scare him; it is not because we want to hurt the horse that we whip him — we only do it to scare that bad disposition out of him. But whatever you do, do quickly, sharply and with a good deal of fire, but always without anger. If you are going to scare him at all you must do it at once. Never go into a pitched battle with your horse, and whip him until he is mad and will fight you; you had better not touch him at all, for you will establish, instead of fear and regard, feelings of resentment, hatred, and ill-will. It will do him no good, but an injury, to strike a blow, unless you can scare him; but if you succeed in scaring him, you can whip him without making him mad; for fear and anger never exist together in the horse, and as soon as one is visible, you will find that the other has disappeared. As soon as you have frightened him so that he will stand up straight and pay some attention to you, approach him again, and caress him a good deal more than you whipped him, then you will excite the two controlling passions of his nature, love and fear, and then he will love and fear you too, and, as soon as he learns what to do, will obey quickly.

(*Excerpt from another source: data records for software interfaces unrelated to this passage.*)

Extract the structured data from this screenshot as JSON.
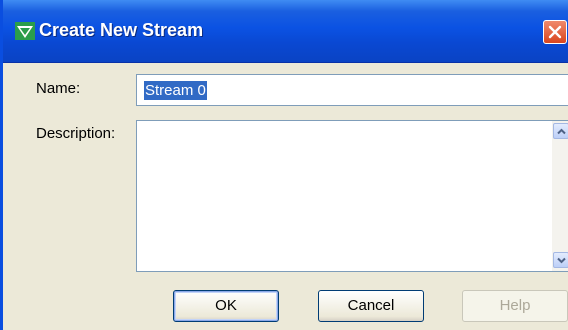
{
  "window": {
    "title": "Create New Stream",
    "title_icon": "stream-icon",
    "close_icon": "close-icon"
  },
  "form": {
    "name_label": "Name:",
    "name_value": "Stream 0",
    "description_label": "Description:",
    "description_value": ""
  },
  "buttons": {
    "ok": "OK",
    "cancel": "Cancel",
    "help": "Help"
  },
  "colors": {
    "titlebar": "#0a48d2",
    "selection": "#316ac5",
    "dialog_bg": "#ece9d8"
  }
}
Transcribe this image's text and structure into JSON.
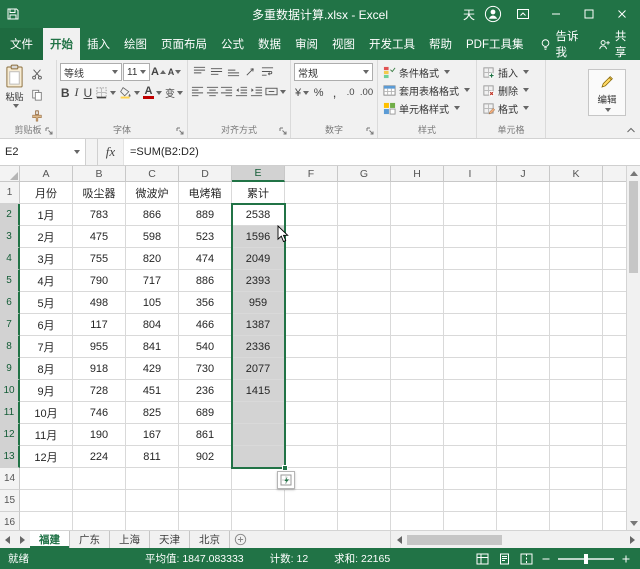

As soon as you have gentled the colt a little, take the halter in your left hand and approach him as before, and on the same side that you have gentled him. If he is very timid about your approaching closely to